Nuevo Nuance featured a percussionist on conga drums, an electric bass artist, a keyboard player, a man who doubled on violin (or fiddle) and also played a mean flugelhorn, and a long-time veteran of the Phoenix Symphony Orchestra who played flute and piccolo.

Here's a sample of what we heard.

Pretty neat, huh?  Or maybe muy bueno would be a better way to describe it.

Wednesday, November 6, 2013


I went out looking for inspiration yesterday.  

I didn't really find it.  But there were some changing colors in the trees, even here in the desert.

I know.

With all of these green lawns, it doesn't look much like a desert. Many areas and developments use what is called desert landscaping. Sand and rocks and gravel and cacti.  Low water usage.  It seems more reasonable to me.  

But not here.

This is what is called a golf course community.  The homes are all situated close to the golf course that forms the center of this patch of land.

It is beautiful and I'm told the water that keeps it so green is recycled some way so as not to use up the desert's weak supply.

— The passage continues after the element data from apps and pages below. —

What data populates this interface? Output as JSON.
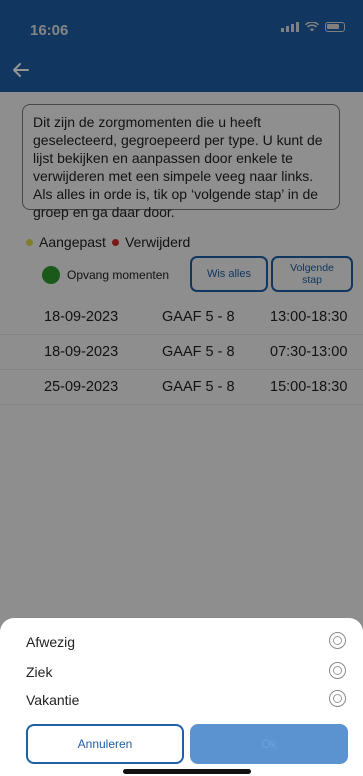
{
  "status": {
    "time": "16:06"
  },
  "info": {
    "text": "Dit zijn de zorgmomenten die u heeft geselecteerd, gegroepeerd per type. U kunt de lijst bekijken en aanpassen door enkele te verwijderen met een simpele veeg naar links. Als alles in orde is, tik op ‘volgende stap’ in de groep en ga daar door."
  },
  "legend": {
    "changed": "Aangepast",
    "removed": "Verwijderd"
  },
  "group": {
    "label": "Opvang momenten",
    "clear_all": "Wis alles",
    "next_step": "Volgende stap"
  },
  "rows": [
    {
      "date": "18-09-2023",
      "group": "GAAF 5 - 8",
      "time": "13:00-18:30"
    },
    {
      "date": "18-09-2023",
      "group": "GAAF 5 - 8",
      "time": "07:30-13:00"
    },
    {
      "date": "25-09-2023",
      "group": "GAAF 5 - 8",
      "time": "15:00-18:30"
    }
  ],
  "sheet": {
    "options": [
      "Afwezig",
      "Ziek",
      "Vakantie"
    ],
    "cancel": "Annuleren",
    "ok": "Ok"
  },
  "colors": {
    "primary": "#1e5fa8",
    "changed": "#e1d94a",
    "removed": "#d42b2b",
    "group": "#2e9a2e"
  }
}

Whenever I meet someone here they always ask "Do you golf?" After all, why else live in such a community.  And while I grew up in a tiny town in North Dakota with a 9-hole golf course and I learned to play there, I haven't had a club in my hand for more than 40 years now. Why is too long a story.  Maybe some other time.

We just landed in this community because we liked the area and the house.  And we have a large green yard that does seem to require a lot of water.  So we live quietly and happily here.

Except for our water bill!